Daylight Saving Time and Motor Vehicle Crashes: The Reduction in Pedestrian and Vehicle Occupant Fatalities
- Published: American Journal of Public Health, Volume 85, No. 1, 2001
- Authors: S.A Ferguson, D.F. Preusser, A.K. Lund, P.L. Zadorand R.G. Ulmer
- Date Added: 18 Mar 2013
- Last Update: 18 Mar 2013
To determine the effect of daylight savings time on road casualties.
Fatal RTIs were tabulated for 6-hour period around sunrise and sunset, from 13 weeks before the Autumn change to standard time until 9 weeks after the spring change to daylight saving time. The effect of daylight saving time on pedestrian and vehicle occupant fatalities was estimated from a model relating light level during morning and evening hours to fatal motor vehicle RTIs. The model accounts for both the abrupt changes in morning and evening light levels associated with the April and October time changes and the gradual day-to-day changes in light level in a given hour with the changing seasons of the year.
Fatal-RTI occurrence was related to changes in daylight, whether these changes occurred abruptly with the Autumn and Spring time changes or gradually with the seasons of the year.
During daylight savings time, which shifts an hour of daylight to the busier evening traffic hours, there were fewer fatal RTIs (727 involving pedestrians, 174 involving vehicle occupants) than might have occurred if daylight saving time had been retained year-round from 1987 through 1991.

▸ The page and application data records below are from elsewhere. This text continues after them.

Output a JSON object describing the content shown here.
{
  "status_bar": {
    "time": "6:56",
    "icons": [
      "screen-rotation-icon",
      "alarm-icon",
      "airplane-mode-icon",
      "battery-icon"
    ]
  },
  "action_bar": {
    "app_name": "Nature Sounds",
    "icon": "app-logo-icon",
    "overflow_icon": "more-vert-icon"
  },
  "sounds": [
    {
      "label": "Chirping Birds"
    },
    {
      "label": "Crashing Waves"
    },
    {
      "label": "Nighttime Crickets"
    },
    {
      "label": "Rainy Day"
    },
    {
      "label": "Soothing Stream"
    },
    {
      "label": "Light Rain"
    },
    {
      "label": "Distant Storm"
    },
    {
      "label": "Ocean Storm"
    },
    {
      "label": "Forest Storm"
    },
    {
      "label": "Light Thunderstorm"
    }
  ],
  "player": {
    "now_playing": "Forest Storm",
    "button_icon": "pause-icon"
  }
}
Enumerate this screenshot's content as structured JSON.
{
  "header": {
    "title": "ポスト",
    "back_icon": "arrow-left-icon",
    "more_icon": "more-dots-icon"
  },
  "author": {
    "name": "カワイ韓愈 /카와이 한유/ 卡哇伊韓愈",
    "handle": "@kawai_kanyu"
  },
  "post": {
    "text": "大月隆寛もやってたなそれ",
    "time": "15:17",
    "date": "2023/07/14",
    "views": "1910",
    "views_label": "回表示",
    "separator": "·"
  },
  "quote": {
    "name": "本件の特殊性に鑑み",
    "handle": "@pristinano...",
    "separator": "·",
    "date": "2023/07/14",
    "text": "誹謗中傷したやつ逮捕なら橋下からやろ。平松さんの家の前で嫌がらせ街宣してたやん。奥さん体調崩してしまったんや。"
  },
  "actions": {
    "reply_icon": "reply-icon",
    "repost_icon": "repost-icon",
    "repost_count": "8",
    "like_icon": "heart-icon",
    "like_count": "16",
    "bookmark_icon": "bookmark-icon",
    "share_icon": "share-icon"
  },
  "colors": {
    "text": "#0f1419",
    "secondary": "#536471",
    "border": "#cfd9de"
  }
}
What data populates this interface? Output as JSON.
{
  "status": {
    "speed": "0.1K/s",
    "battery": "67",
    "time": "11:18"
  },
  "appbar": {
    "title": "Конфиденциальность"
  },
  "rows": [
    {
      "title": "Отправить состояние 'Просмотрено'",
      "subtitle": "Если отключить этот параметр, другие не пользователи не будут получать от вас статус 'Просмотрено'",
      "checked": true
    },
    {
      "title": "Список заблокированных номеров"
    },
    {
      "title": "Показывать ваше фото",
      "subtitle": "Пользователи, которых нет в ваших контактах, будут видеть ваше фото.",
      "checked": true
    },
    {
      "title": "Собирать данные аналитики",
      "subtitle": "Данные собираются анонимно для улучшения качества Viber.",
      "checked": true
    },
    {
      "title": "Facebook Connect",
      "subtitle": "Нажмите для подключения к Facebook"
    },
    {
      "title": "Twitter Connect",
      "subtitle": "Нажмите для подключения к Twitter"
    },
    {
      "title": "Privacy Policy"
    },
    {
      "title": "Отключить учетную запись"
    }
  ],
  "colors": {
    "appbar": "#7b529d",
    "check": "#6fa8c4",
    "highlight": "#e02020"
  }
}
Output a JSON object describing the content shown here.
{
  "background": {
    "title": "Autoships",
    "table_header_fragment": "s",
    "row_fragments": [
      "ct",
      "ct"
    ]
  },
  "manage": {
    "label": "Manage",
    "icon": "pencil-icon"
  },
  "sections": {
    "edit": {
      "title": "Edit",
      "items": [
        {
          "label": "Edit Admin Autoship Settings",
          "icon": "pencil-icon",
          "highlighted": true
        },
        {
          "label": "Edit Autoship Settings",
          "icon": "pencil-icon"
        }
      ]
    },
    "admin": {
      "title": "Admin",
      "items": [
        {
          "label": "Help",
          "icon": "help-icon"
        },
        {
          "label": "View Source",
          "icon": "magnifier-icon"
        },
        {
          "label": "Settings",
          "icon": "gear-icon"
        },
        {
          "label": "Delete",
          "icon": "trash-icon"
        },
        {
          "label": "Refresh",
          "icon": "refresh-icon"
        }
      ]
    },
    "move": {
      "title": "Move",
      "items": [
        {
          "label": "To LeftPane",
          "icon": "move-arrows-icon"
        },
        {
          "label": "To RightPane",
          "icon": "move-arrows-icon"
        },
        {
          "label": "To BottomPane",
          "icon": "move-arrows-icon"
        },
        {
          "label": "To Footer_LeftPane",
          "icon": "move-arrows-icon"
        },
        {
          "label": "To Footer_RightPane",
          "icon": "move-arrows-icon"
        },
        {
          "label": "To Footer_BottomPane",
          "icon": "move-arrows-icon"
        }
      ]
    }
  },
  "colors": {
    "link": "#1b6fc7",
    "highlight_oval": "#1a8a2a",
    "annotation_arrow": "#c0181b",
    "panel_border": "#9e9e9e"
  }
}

The most notable effects of changing light levels on fatal RTIs were seen when light levels changed from light to twilight (RTIs increased) and when twilight changed to light (RTIs decreased). These effects were greatest for pedestrians.
The results of this study provide strong support for the proposition that daylight saving time saves lives; extending it farther into the winter months could save additional lives. This conclusion is consistent with previous research conducted in the United States and Great Britain.
Daylight saving, Casualty reductions.
Study is US based but the results are comparable with research conducted in Great Britain.